For Legacy Design Build Remodeling, a company known for its million-dollar projects, the game has changed with significantly fewer high-end requests. Legacy Design Build Remodeling, however, has adapted its business model and is moving forward.

With the market more competitive than ever and trade suppliers reducing their prices to stay in business — in turn lowering the costs of remodeling projects — Legacy Design Build Remodeling is putting the budgets of its clients first and then adjusting the project accordingly.

“Two years ago, clients put more thought into what they wanted, figured out everything they wanted to do, and then figured out the cost,” says Daniel, president of Legacy Design Build Remodeling. “Now, the cost comes first. Clients won’t make the sacrifice, and we have to present a more basic, budget-minded, targeted project.”

Although there are fewer million-dollar remodeling projects, Legacy Design Build Remodeling continues to receive a growing number of requests for smaller, more budget-minded jobs, especially kitchens and bathrooms.

“Clients say, ‘Take what I have, and do what you can for less,’ ” Daniel says. “No one is nearly as willing to break down walls or make additions.”

But this doesn’t faze Daniel and his business. He takes pride in these smaller projects, some of which have won local and regional awards, including four National Association of the Remodeling Industry’s Contractor of the Year awards.

“We are more proud of the smaller projects because more creativity, design and thought goes behind them,” Daniel says. “… we want to emphasize that our projects range from $5,000 to million-dollar projects; we aren’t just a high-end company that will only take on the more expensive renovations.”

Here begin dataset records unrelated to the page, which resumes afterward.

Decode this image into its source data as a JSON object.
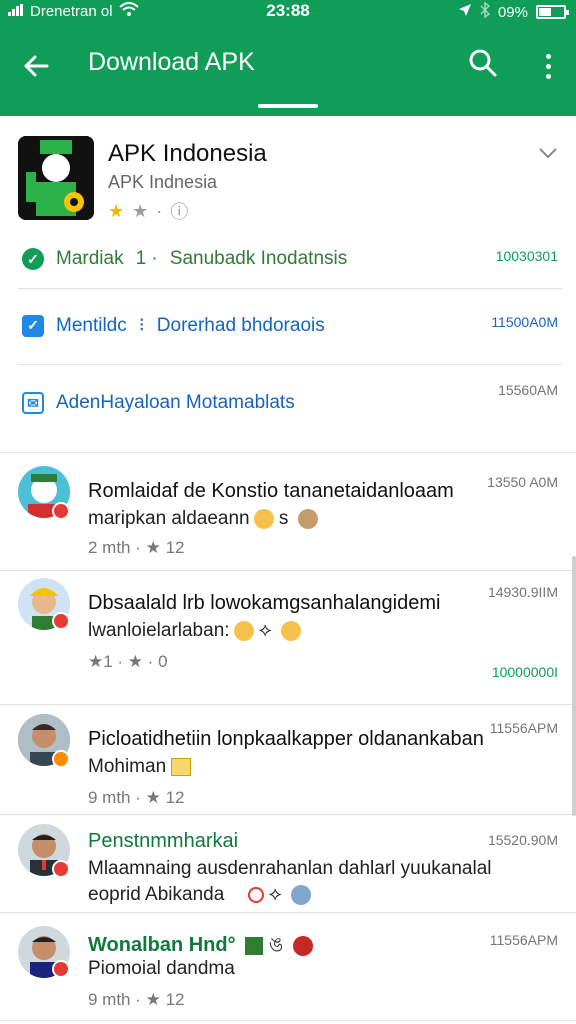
{
  "status_bar": {
    "carrier": "Drenetran ol",
    "time": "23:88",
    "battery": "09%"
  },
  "app_bar": {
    "title": "Download APK",
    "icons": [
      "back-arrow-icon",
      "search-icon",
      "more-vert-icon"
    ]
  },
  "app_info": {
    "name": "APK Indonesia",
    "publisher": "APK Indnesia",
    "rating_stars": 1,
    "rating_max": 2
  },
  "notices": [
    {
      "title": "Mardiak",
      "sep": "1 ·",
      "detail": "Sanubadk Inodatnsis",
      "time": "10030301",
      "color": "#0f9d58",
      "text_color": "#2e7d32",
      "icon": "check-circle-icon"
    },
    {
      "title": "Mentildc",
      "sep": "⁝",
      "detail": "Dorerhad bhdoraois",
      "time": "11500A0M",
      "color": "#1e88e5",
      "text_color": "#1565c0",
      "icon": "shield-icon"
    },
    {
      "title": "AdenHayaloan Motamablats",
      "sep": "",
      "detail": "",
      "time": "15560AM",
      "color": "#1e88e5",
      "text_color": "#1565c0",
      "icon": "envelope-icon"
    }
  ],
  "reviews": [
    {
      "title": "Romlaidaf de Konstio tananetaidanloaam",
      "body": "maripkan aldaeann",
      "meta": "2 mth · ★ 12",
      "time": "13550 A0M",
      "time2": ""
    },
    {
      "title": "Dbsaalald lrb lowokamgsanhalangidemi",
      "body": "lwanloielarlaban:",
      "meta": "★1 · ★ · 0",
      "time": "14930.9IIM",
      "time2": "10000000I"
    },
    {
      "title": "Picloatidhetiin lonpkaalkapper oldanankaban",
      "body": "Mohiman",
      "meta": "9 mth · ★ 12",
      "time": "11556APM",
      "time2": ""
    },
    {
      "title": "Penstnmmharkai",
      "body": "Mlaamnaing ausdenrahanlan dahlarl yuukanalal",
      "body3": "eoprid Abikanda",
      "meta": "",
      "time": "15520.90M",
      "time2": ""
    },
    {
      "title": "Wonalban Hnd°",
      "body": "Piomoial dandma",
      "meta": "9 mth · ★ 12",
      "time": "11556APM",
      "time2": ""
    }
  ]
}
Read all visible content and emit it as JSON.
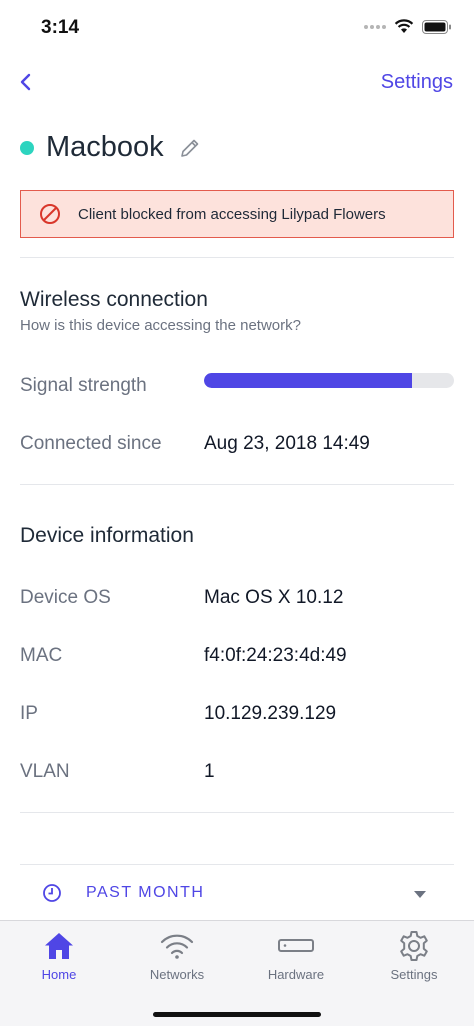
{
  "status_bar": {
    "time": "3:14"
  },
  "nav": {
    "back_icon": "chevron-left-icon",
    "settings_label": "Settings"
  },
  "device": {
    "name": "Macbook",
    "status_color": "#2dd4bf"
  },
  "alert": {
    "text": "Client blocked from accessing Lilypad Flowers",
    "icon": "blocked-icon"
  },
  "wireless": {
    "title": "Wireless connection",
    "subtitle": "How is this device accessing the network?",
    "signal_label": "Signal strength",
    "signal_level": 0.83,
    "connected_label": "Connected since",
    "connected_value": "Aug 23, 2018 14:49"
  },
  "device_info": {
    "title": "Device information",
    "rows": [
      {
        "label": "Device OS",
        "value": "Mac OS X 10.12"
      },
      {
        "label": "MAC",
        "value": "f4:0f:24:23:4d:49"
      },
      {
        "label": "IP",
        "value": "10.129.239.129"
      },
      {
        "label": "VLAN",
        "value": "1"
      }
    ]
  },
  "period": {
    "label": "PAST MONTH"
  },
  "tabbar": {
    "tabs": [
      {
        "label": "Home",
        "icon": "home-icon",
        "active": true
      },
      {
        "label": "Networks",
        "icon": "wifi-icon",
        "active": false
      },
      {
        "label": "Hardware",
        "icon": "hardware-icon",
        "active": false
      },
      {
        "label": "Settings",
        "icon": "gear-icon",
        "active": false
      }
    ]
  },
  "colors": {
    "accent": "#4f46e5",
    "alert_bg": "#fde2dc",
    "alert_border": "#e35b4d"
  }
}
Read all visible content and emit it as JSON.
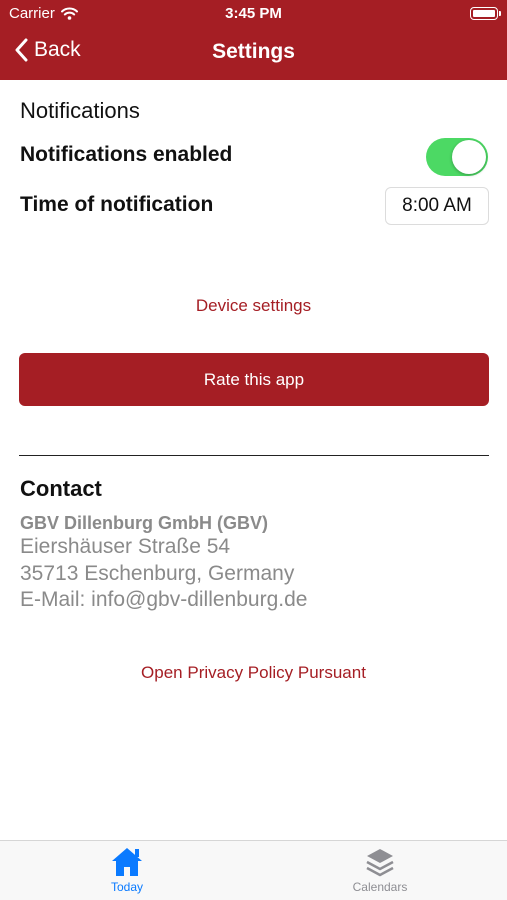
{
  "status_bar": {
    "carrier": "Carrier",
    "time": "3:45 PM"
  },
  "nav": {
    "back_label": "Back",
    "title": "Settings"
  },
  "notifications": {
    "section_title": "Notifications",
    "enabled_label": "Notifications enabled",
    "enabled": true,
    "time_label": "Time of notification",
    "time_value": "8:00 AM"
  },
  "actions": {
    "device_settings": "Device settings",
    "rate_app": "Rate this app"
  },
  "contact": {
    "title": "Contact",
    "company": "GBV Dillenburg GmbH (GBV)",
    "street": "Eiershäuser Straße 54",
    "city": "35713 Eschenburg, Germany",
    "email": "E-Mail: info@gbv-dillenburg.de"
  },
  "privacy_link": "Open Privacy Policy Pursuant",
  "tabs": [
    {
      "label": "Today",
      "icon": "home-icon",
      "active": true
    },
    {
      "label": "Calendars",
      "icon": "layers-icon",
      "active": false
    }
  ],
  "colors": {
    "brand": "#a51e24",
    "toggle_on": "#4cd964",
    "tab_active": "#0a7aff",
    "tab_inactive": "#8e8e93"
  }
}
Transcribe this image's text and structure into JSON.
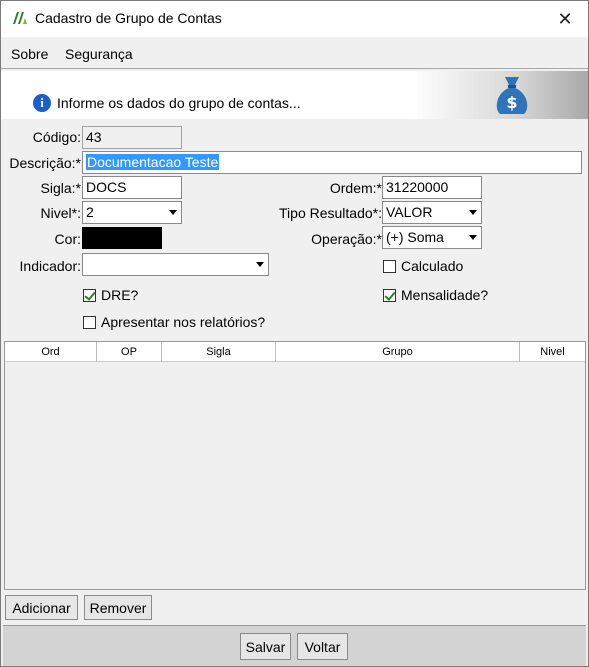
{
  "window": {
    "title": "Cadastro de Grupo de Contas",
    "close_symbol": "✕"
  },
  "menu": {
    "sobre": "Sobre",
    "seguranca": "Segurança"
  },
  "header": {
    "info_symbol": "i",
    "message": "Informe os dados do grupo de contas..."
  },
  "form": {
    "codigo_label": "Código:",
    "codigo_value": "43",
    "descricao_label": "Descrição:*",
    "descricao_value": "Documentacao Teste",
    "sigla_label": "Sigla:*",
    "sigla_value": "DOCS",
    "ordem_label": "Ordem:*",
    "ordem_value": "31220000",
    "nivel_label": "Nivel*:",
    "nivel_value": "2",
    "tipo_resultado_label": "Tipo Resultado*:",
    "tipo_resultado_value": "VALOR",
    "cor_label": "Cor:",
    "cor_value": "#000000",
    "operacao_label": "Operação:*",
    "operacao_value": "(+) Soma",
    "indicador_label": "Indicador:",
    "indicador_value": "",
    "calculado_label": "Calculado",
    "calculado_checked": false,
    "dre_label": "DRE?",
    "dre_checked": true,
    "mensalidade_label": "Mensalidade?",
    "mensalidade_checked": true,
    "apresentar_label": "Apresentar nos relatórios?",
    "apresentar_checked": false
  },
  "grid": {
    "columns": [
      "Ord",
      "OP",
      "Sigla",
      "Grupo",
      "Nivel"
    ],
    "rows": []
  },
  "buttons": {
    "adicionar": "Adicionar",
    "remover": "Remover",
    "salvar": "Salvar",
    "voltar": "Voltar"
  },
  "colors": {
    "check_green": "#2e7d32",
    "selection_blue": "#3399ff",
    "info_blue": "#1d5ec9",
    "money_bag": "#2f74b8"
  }
}
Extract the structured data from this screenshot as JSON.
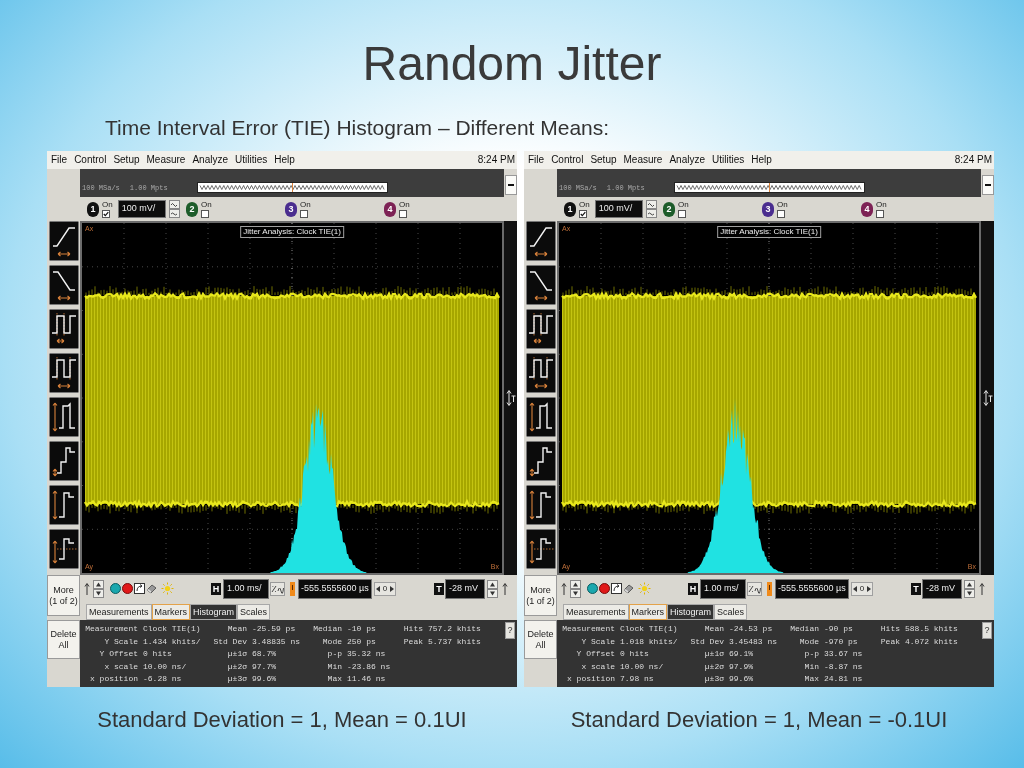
{
  "slide": {
    "title": "Random Jitter",
    "subtitle": "Time Interval Error (TIE) Histogram – Different Means:"
  },
  "screenshots": [
    {
      "menu": [
        "File",
        "Control",
        "Setup",
        "Measure",
        "Analyze",
        "Utilities",
        "Help"
      ],
      "clock": "8:24 PM",
      "acquisition": {
        "sample_rate": "100 MSa/s",
        "memory_depth": "1.00 Mpts"
      },
      "channels": [
        {
          "number": "1",
          "label": "On",
          "checked": true,
          "color": "#111111",
          "scale": "100 mV/"
        },
        {
          "number": "2",
          "label": "On",
          "checked": false,
          "color": "#1d5c2a"
        },
        {
          "number": "3",
          "label": "On",
          "checked": false,
          "color": "#4a2d8f"
        },
        {
          "number": "4",
          "label": "On",
          "checked": false,
          "color": "#7d2255"
        }
      ],
      "display": {
        "title": "Jitter Analysis: Clock TIE(1)",
        "top_left_label": "Ax",
        "bottom_left_label": "Ay",
        "bottom_right_label": "Bx"
      },
      "more_button": {
        "label": "More",
        "page": "(1 of 2)"
      },
      "toolbar": {
        "horizontal_label": "H",
        "time_scale": "1.00 ms/",
        "delay": "-555.5555600 µs",
        "reference": "0",
        "trigger_label": "T",
        "trigger_level": "-28 mV"
      },
      "tabs": [
        {
          "label": "Measurements",
          "selected": false,
          "highlighted": false
        },
        {
          "label": "Markers",
          "selected": false,
          "highlighted": true
        },
        {
          "label": "Histogram",
          "selected": true,
          "highlighted": false
        },
        {
          "label": "Scales",
          "selected": false,
          "highlighted": false
        }
      ],
      "delete_button": "Delete All",
      "measurements": [
        [
          {
            "label": "Measurement",
            "value": "Clock TIE(1)"
          },
          {
            "label": "Mean",
            "value": "-25.59 ps"
          },
          {
            "label": "Median",
            "value": "-10 ps"
          },
          {
            "label": "Hits",
            "value": "757.2 khits"
          }
        ],
        [
          {
            "label": "Y Scale",
            "value": "1.434 khits/"
          },
          {
            "label": "Std Dev",
            "value": "3.48835 ns"
          },
          {
            "label": "Mode",
            "value": "250 ps"
          },
          {
            "label": "Peak",
            "value": "5.737 khits"
          }
        ],
        [
          {
            "label": "Y Offset",
            "value": "0 hits"
          },
          {
            "label": "µ±1σ",
            "value": "68.7%"
          },
          {
            "label": "p-p",
            "value": "35.32 ns"
          }
        ],
        [
          {
            "label": "x scale",
            "value": "10.00 ns/"
          },
          {
            "label": "µ±2σ",
            "value": "97.7%"
          },
          {
            "label": "Min",
            "value": "-23.86 ns"
          }
        ],
        [
          {
            "label": "x position",
            "value": "-6.28 ns"
          },
          {
            "label": "µ±3σ",
            "value": "99.6%"
          },
          {
            "label": "Max",
            "value": "11.46 ns"
          }
        ]
      ],
      "help_button": "?",
      "caption": "Standard Deviation = 1, Mean = 0.1UI"
    },
    {
      "menu": [
        "File",
        "Control",
        "Setup",
        "Measure",
        "Analyze",
        "Utilities",
        "Help"
      ],
      "clock": "8:24 PM",
      "acquisition": {
        "sample_rate": "100 MSa/s",
        "memory_depth": "1.00 Mpts"
      },
      "channels": [
        {
          "number": "1",
          "label": "On",
          "checked": true,
          "color": "#111111",
          "scale": "100 mV/"
        },
        {
          "number": "2",
          "label": "On",
          "checked": false,
          "color": "#1d5c2a"
        },
        {
          "number": "3",
          "label": "On",
          "checked": false,
          "color": "#4a2d8f"
        },
        {
          "number": "4",
          "label": "On",
          "checked": false,
          "color": "#7d2255"
        }
      ],
      "display": {
        "title": "Jitter Analysis: Clock TIE(1)",
        "top_left_label": "Ax",
        "bottom_left_label": "Ay",
        "bottom_right_label": "Bx"
      },
      "more_button": {
        "label": "More",
        "page": "(1 of 2)"
      },
      "toolbar": {
        "horizontal_label": "H",
        "time_scale": "1.00 ms/",
        "delay": "-555.5555600 µs",
        "reference": "0",
        "trigger_label": "T",
        "trigger_level": "-28 mV"
      },
      "tabs": [
        {
          "label": "Measurements",
          "selected": false,
          "highlighted": false
        },
        {
          "label": "Markers",
          "selected": false,
          "highlighted": true
        },
        {
          "label": "Histogram",
          "selected": true,
          "highlighted": false
        },
        {
          "label": "Scales",
          "selected": false,
          "highlighted": false
        }
      ],
      "delete_button": "Delete All",
      "measurements": [
        [
          {
            "label": "Measurement",
            "value": "Clock TIE(1)"
          },
          {
            "label": "Mean",
            "value": "-24.53 ps"
          },
          {
            "label": "Median",
            "value": "-90 ps"
          },
          {
            "label": "Hits",
            "value": "588.5 khits"
          }
        ],
        [
          {
            "label": "Y Scale",
            "value": "1.018 khits/"
          },
          {
            "label": "Std Dev",
            "value": "3.45483 ns"
          },
          {
            "label": "Mode",
            "value": "-970 ps"
          },
          {
            "label": "Peak",
            "value": "4.072 khits"
          }
        ],
        [
          {
            "label": "Y Offset",
            "value": "0 hits"
          },
          {
            "label": "µ±1σ",
            "value": "69.1%"
          },
          {
            "label": "p-p",
            "value": "33.67 ns"
          }
        ],
        [
          {
            "label": "x scale",
            "value": "10.00 ns/"
          },
          {
            "label": "µ±2σ",
            "value": "97.9%"
          },
          {
            "label": "Min",
            "value": "-8.87 ns"
          }
        ],
        [
          {
            "label": "x position",
            "value": "7.98 ns"
          },
          {
            "label": "µ±3σ",
            "value": "99.6%"
          },
          {
            "label": "Max",
            "value": "24.81 ns"
          }
        ]
      ],
      "help_button": "?",
      "caption": "Standard Deviation = 1, Mean = -0.1UI"
    }
  ]
}
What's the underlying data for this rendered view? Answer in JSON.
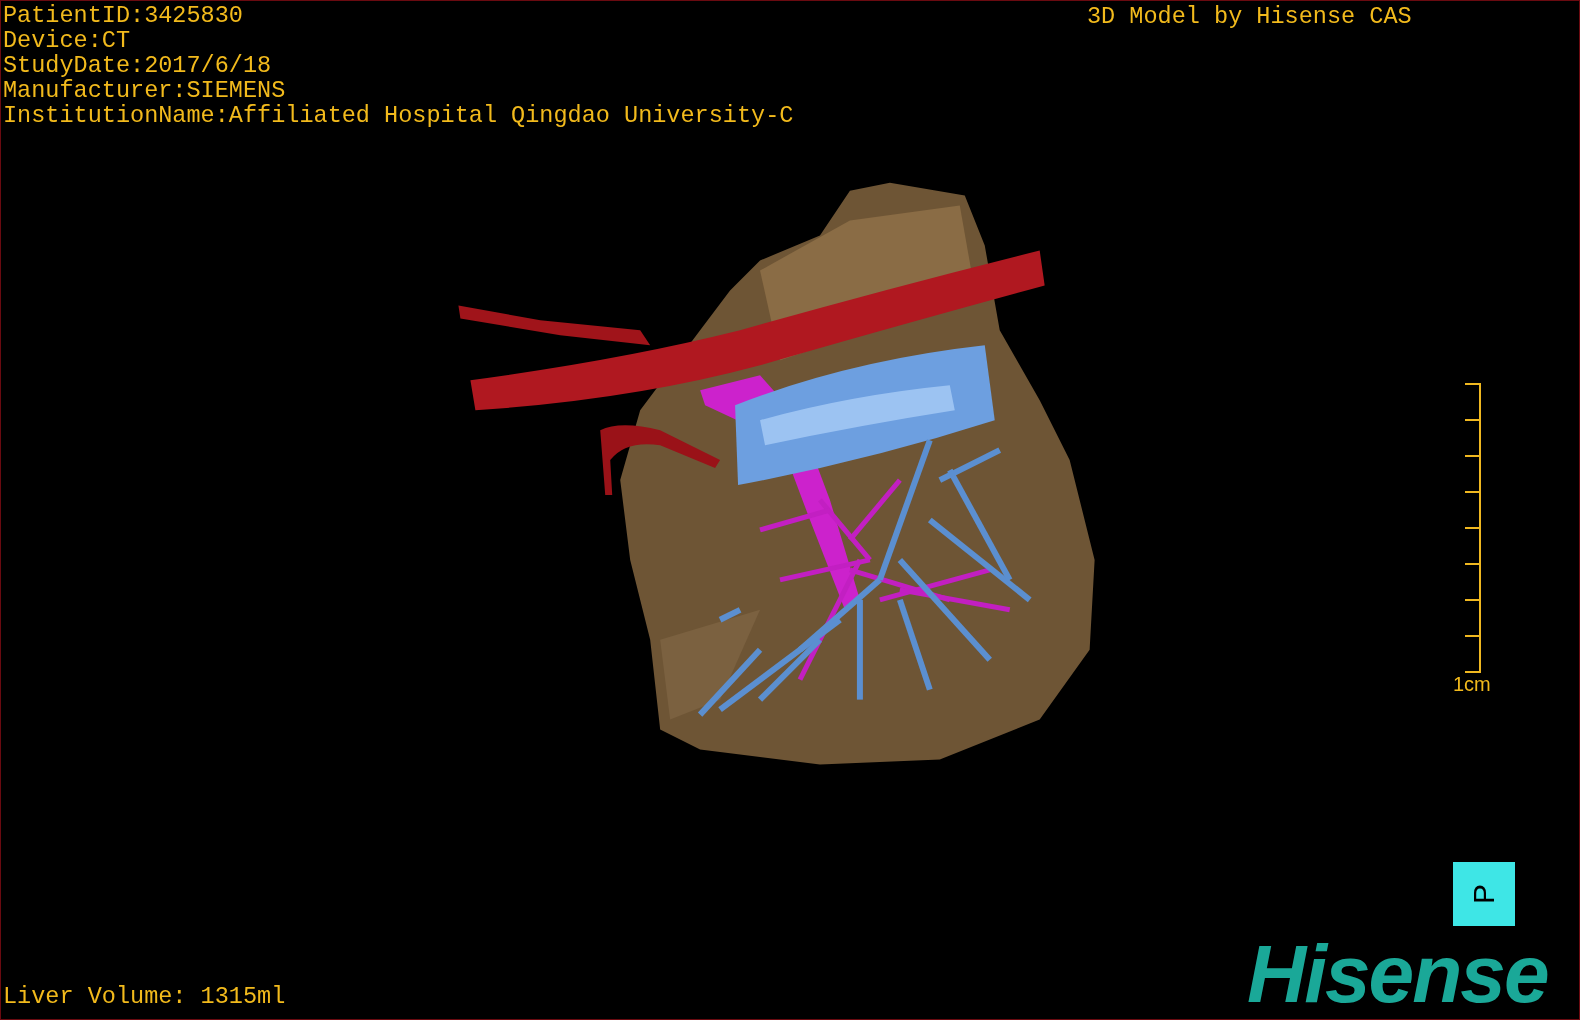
{
  "patient_info": [
    "PatientID:3425830",
    "Device:CT",
    "StudyDate:2017/6/18",
    "Manufacturer:SIEMENS",
    "InstitutionName:Affiliated Hospital Qingdao University-C"
  ],
  "model_credit": "3D Model by Hisense CAS",
  "scale_bar": {
    "label": "1cm"
  },
  "orientation_marker": {
    "label": "P"
  },
  "logo": "Hisense",
  "liver_volume": "Liver Volume: 1315ml"
}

For more information about Legacy Design Build Remodeling, visit legacyaz.com or call (480) 991.1993.